On the first evening we had no power, we had a party. It started at my house, where I had bought ice that morning, knowing it would become scarce, and started grilling onions and mushrooms and hot dogs from a warm refrigerator. But the call came from across the street where they had lettuce going bad that would make a salad and a grill they could start up and wine and a fire in the pit, and we gathered in their backyard around a table. Friends came from other places, dropping in on their way to their own powerless houses, or just joining in because it was Thursday night, when we always got together, and though our regular establishment was closed, we would gather here instead. There were more stories from a day of aftermath and stories of what tomorrow would bring.
On the second day all of the schools were closed but ours (and one other), I saw the tornado I had thought I wanted to see. Well, not exactly. I saw where it had been. I saw where the ceiling insulation and roof tiles that scattered throughout our neighborhood had come from. I saw where the crumpled metal from an interstate barrier that sits up where I park my car had come from. I saw Tiftonia, where a tornado had torn through, ripping roofs off buildings and tearing up convenience store. And I saw it with a group of boys and other teachers as we spread out on the grounds of a recreation center to pick up debris. Boys serious, but having fun, boys trying out the playground they had come to clean up, boys taking on the challenge of flipping a section of bleachers back on its right side, and, most of all, a group of boys walking with certainty back to a bus, knowing that, together, they had left a place looking far better than when they arrived.

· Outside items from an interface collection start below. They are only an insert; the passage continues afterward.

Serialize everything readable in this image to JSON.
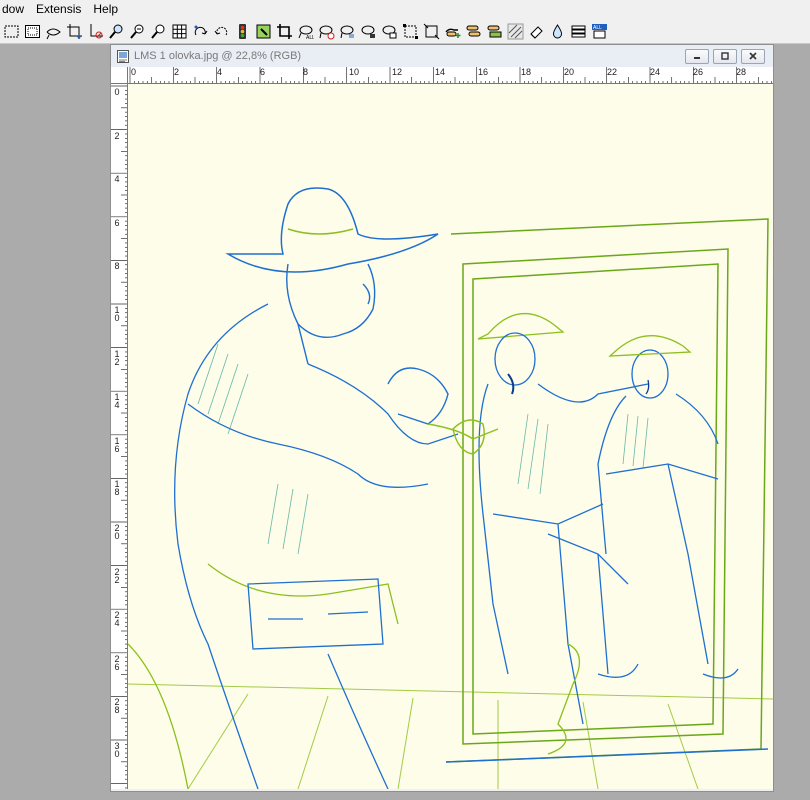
{
  "menubar": {
    "items": [
      "dow",
      "Extensis",
      "Help"
    ]
  },
  "toolbar": {
    "tools": [
      "rect-select-icon",
      "marquee-icon",
      "lasso-icon",
      "crop-line-icon",
      "line-erase-icon",
      "zoom-in-icon",
      "zoom-out-icon",
      "zoom-icon",
      "grid-icon",
      "rotate-cw-icon",
      "rotate-ccw-icon",
      "traffic-light-icon",
      "bucket-icon",
      "crop-icon",
      "lasso-select-icon",
      "lasso-delete-icon",
      "lasso-swap-icon",
      "lasso-fill-icon",
      "lasso-copy-icon",
      "transform-icon",
      "resize-icon",
      "hand-add-icon",
      "hand-stack-icon",
      "hand-paint-icon",
      "hatch-icon",
      "eraser-icon",
      "drop-icon",
      "layers-icon",
      "all-select-icon"
    ]
  },
  "document": {
    "title": "LMS 1 olovka.jpg @ 22,8% (RGB)",
    "ruler_h_labels": [
      "0",
      "2",
      "4",
      "6",
      "8",
      "10",
      "12",
      "14",
      "16",
      "18",
      "20",
      "22",
      "24",
      "26",
      "28"
    ],
    "ruler_v_labels": [
      "0",
      "2",
      "4",
      "6",
      "8",
      "10",
      "12",
      "14",
      "16",
      "18",
      "20",
      "22",
      "24",
      "26",
      "28",
      "30"
    ],
    "colors": {
      "canvas_bg": "#fdfde9",
      "ink_blue": "#1f6fd0",
      "ink_green": "#8cbf1f",
      "ink_teal": "#2a9a8a"
    }
  }
}
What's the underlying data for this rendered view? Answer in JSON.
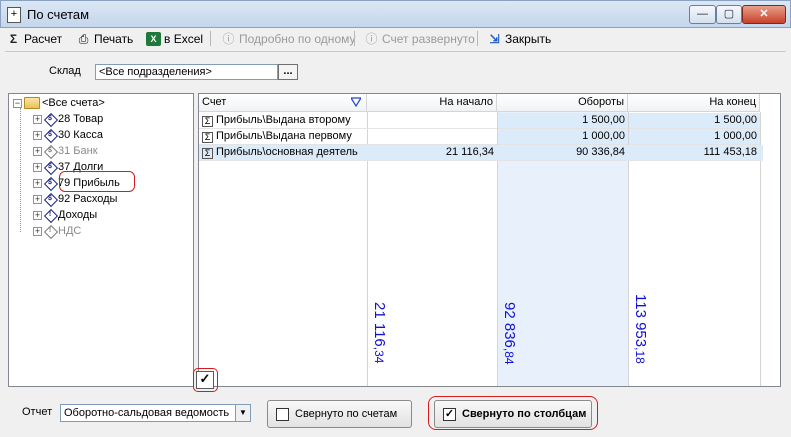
{
  "window": {
    "title": "По счетам",
    "min_glyph": "—",
    "max_glyph": "▢",
    "close_glyph": "✕"
  },
  "toolbar": {
    "calc": "Расчет",
    "print": "Печать",
    "excel": "в Excel",
    "detail_one": "Подробно по одному",
    "expanded": "Счет развернуто",
    "close": "Закрыть"
  },
  "filters": {
    "sklad_label": "Склад",
    "sklad_value": "<Все подразделения>",
    "dots": "..."
  },
  "tree": {
    "root": "<Все счета>",
    "items": [
      {
        "label": "28 Товар",
        "enabled": true
      },
      {
        "label": "30 Касса",
        "enabled": true
      },
      {
        "label": "31 Банк",
        "enabled": false
      },
      {
        "label": "37 Долги",
        "enabled": true
      },
      {
        "label": "79 Прибыль",
        "enabled": true
      },
      {
        "label": "92 Расходы",
        "enabled": true
      },
      {
        "label": "Доходы",
        "enabled": true
      },
      {
        "label": "НДС",
        "enabled": false
      }
    ]
  },
  "grid": {
    "columns": [
      "Счет",
      "На начало",
      "Обороты",
      "На конец"
    ],
    "rows": [
      {
        "account": "Прибыль\\Выдана второму",
        "start": "",
        "turnover": "1 500,00",
        "end": "1 500,00"
      },
      {
        "account": "Прибыль\\Выдана первому",
        "start": "",
        "turnover": "1 000,00",
        "end": "1 000,00"
      },
      {
        "account": "Прибыль\\основная деятель",
        "start": "21 116,34",
        "turnover": "90 336,84",
        "end": "111 453,18"
      }
    ],
    "totals": {
      "start_int": "21 116",
      "start_frac": ",34",
      "turnover_int": "92 836",
      "turnover_frac": ",84",
      "end_int": "113 953",
      "end_frac": ",18"
    }
  },
  "bottom": {
    "report_label": "Отчет",
    "report_value": "Оборотно-сальдовая ведомость",
    "collapsed_accounts": "Свернуто по счетам",
    "collapsed_columns": "Свернуто по столбцам"
  }
}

At 6:19AM the next morning, what sounded like a gunshot fired through my dreams, and suddenly the lights were on over my head. The moment I had waited for every minute for 48 hours came to fruition, and I eased back into sleep. At 8:30, I was walking my dog across the street when I saw two of my neighbors walking to their car.

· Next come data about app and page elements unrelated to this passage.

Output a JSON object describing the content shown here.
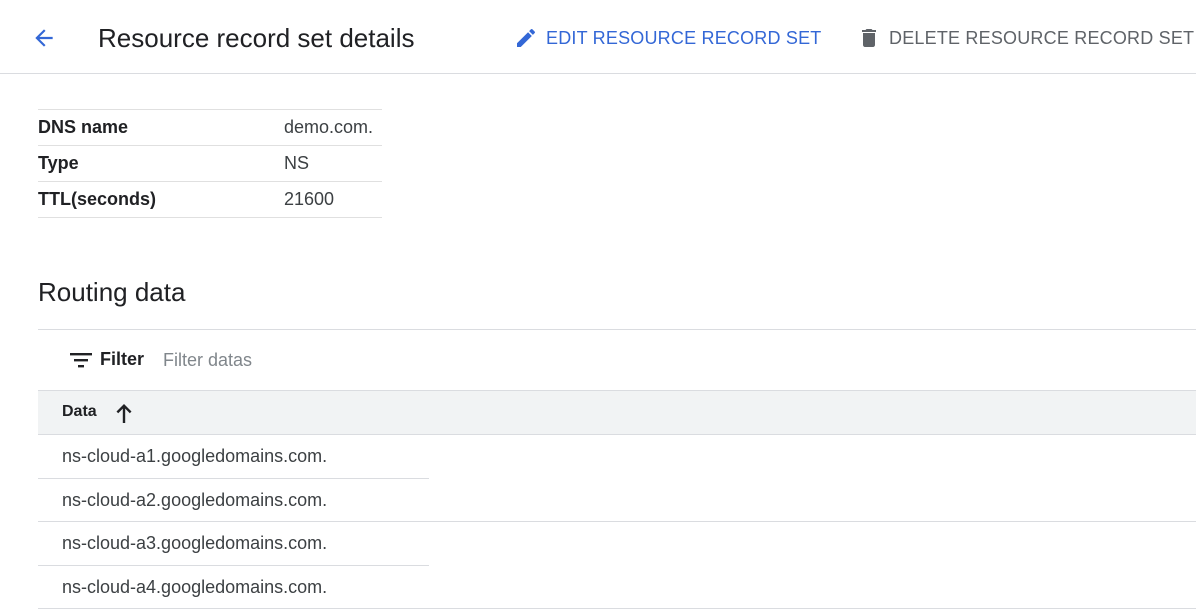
{
  "header": {
    "title": "Resource record set details",
    "edit_label": "EDIT RESOURCE RECORD SET",
    "delete_label": "DELETE RESOURCE RECORD SET"
  },
  "details": [
    {
      "key": "DNS name",
      "value": "demo.com."
    },
    {
      "key": "Type",
      "value": "NS"
    },
    {
      "key": "TTL(seconds)",
      "value": "21600"
    }
  ],
  "routing": {
    "title": "Routing data",
    "filter_label": "Filter",
    "filter_placeholder": "Filter datas",
    "column_header": "Data",
    "rows": [
      "ns-cloud-a1.googledomains.com.",
      "ns-cloud-a2.googledomains.com.",
      "ns-cloud-a3.googledomains.com.",
      "ns-cloud-a4.googledomains.com."
    ]
  },
  "colors": {
    "primary": "#3367d6",
    "text": "#202124",
    "muted": "#5f6368",
    "divider": "#dadce0"
  },
  "icons": [
    "arrow-back-icon",
    "pencil-icon",
    "trash-icon",
    "filter-icon",
    "arrow-up-icon"
  ]
}
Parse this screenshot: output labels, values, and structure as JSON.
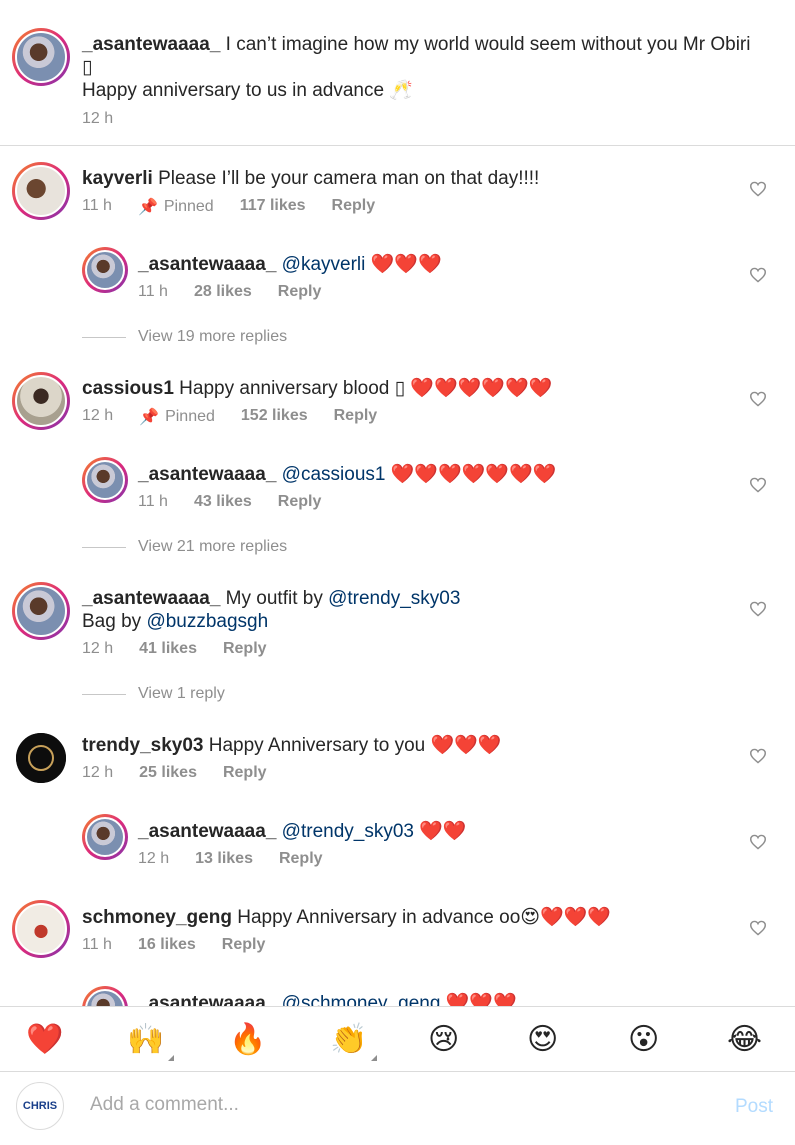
{
  "caption": {
    "username": "_asantewaaaa_",
    "text_line1": " I can’t imagine how my world would seem without you Mr Obiri",
    "text_line2": "\u0000",
    "text_line3": "Happy anniversary to us in advance 🥂",
    "time": "12 h"
  },
  "comments": [
    {
      "username": "kayverli",
      "text": " Please I’ll be your camera man on that day!!!!",
      "time": "11 h",
      "pinned": "Pinned",
      "likes": "117 likes",
      "reply": "Reply",
      "replies": [
        {
          "username": "_asantewaaaa_",
          "mention": "@kayverli",
          "text": " ❤️❤️❤️",
          "time": "11 h",
          "likes": "28 likes",
          "reply": "Reply"
        }
      ],
      "view_more": "View 19 more replies"
    },
    {
      "username": "cassious1",
      "text": " Happy anniversary blood ",
      "text_hearts": "❤️❤️❤️❤️❤️❤️",
      "time": "12 h",
      "pinned": "Pinned",
      "likes": "152 likes",
      "reply": "Reply",
      "replies": [
        {
          "username": "_asantewaaaa_",
          "mention": "@cassious1",
          "text": " ❤️❤️❤️❤️❤️❤️❤️",
          "time": "11 h",
          "likes": "43 likes",
          "reply": "Reply"
        }
      ],
      "view_more": "View 21 more replies"
    },
    {
      "username": "_asantewaaaa_",
      "text": " My outfit by ",
      "mention1": "@trendy_sky03",
      "text2": "Bag by ",
      "mention2": "@buzzbagsgh",
      "time": "12 h",
      "likes": "41 likes",
      "reply": "Reply",
      "view_more": "View 1 reply"
    },
    {
      "username": "trendy_sky03",
      "text": " Happy Anniversary to you ❤️❤️❤️",
      "time": "12 h",
      "likes": "25 likes",
      "reply": "Reply",
      "replies": [
        {
          "username": "_asantewaaaa_",
          "mention": "@trendy_sky03",
          "text": " ❤️❤️",
          "time": "12 h",
          "likes": "13 likes",
          "reply": "Reply"
        }
      ]
    },
    {
      "username": "schmoney_geng",
      "text": " Happy Anniversary in advance oo😍❤️❤️❤️",
      "time": "11 h",
      "likes": "16 likes",
      "reply": "Reply"
    }
  ],
  "partial_reply": {
    "username": "_asantewaaaa_",
    "mention": "@schmoney_geng",
    "text": " ❤️❤️❤️"
  },
  "emoji_bar": [
    "❤️",
    "🙌",
    "🔥",
    "👏",
    "😢",
    "😍",
    "😮",
    "😂"
  ],
  "comment_box": {
    "placeholder": "Add a comment...",
    "post_label": "Post",
    "my_avatar_text": "CHRIS"
  },
  "colors": {
    "mention": "#003569",
    "meta": "#8e8e8e",
    "post_disabled": "#b3dbff",
    "heart": "#ed4956"
  }
}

What time did you get it? I yelled, as we walked towards each other.
Get what? they yelled back.
Are you kidding? they yelled.
No. Mine came on about two hours ago.
You could see their shoulders sink. You could see the neighborliness slip away, a sudden rift between the have and the have-nots. It was back to who's got a new car or whose lawn looks better or who is having a party that whom wasn't invited to. I found myself fumbling, trying to explain how it didn't really do me much good, how I was sure theirs would come on soon, how I would hook up my modem so they could steal my wifi from across the street (an empty promise, as it turned out, since cable service is still out).
By the afternoon, another neighbor drove by as I was cutting my grass. "I am SOOOOO JEALOUSSS!" she yelled as she kept going down the street.
And today, things are normal. On my side of the street. Still no power across the way. Everyone talks of getting back to normal, but I wonder--normal is often closed doors and separate lives and waves from a car instead of conversation and isn't that too bad instead of let's go do something about it. They say there is a silver lining in every cloud. This time, in these clouds, it was just people. People together, people helping. It was good.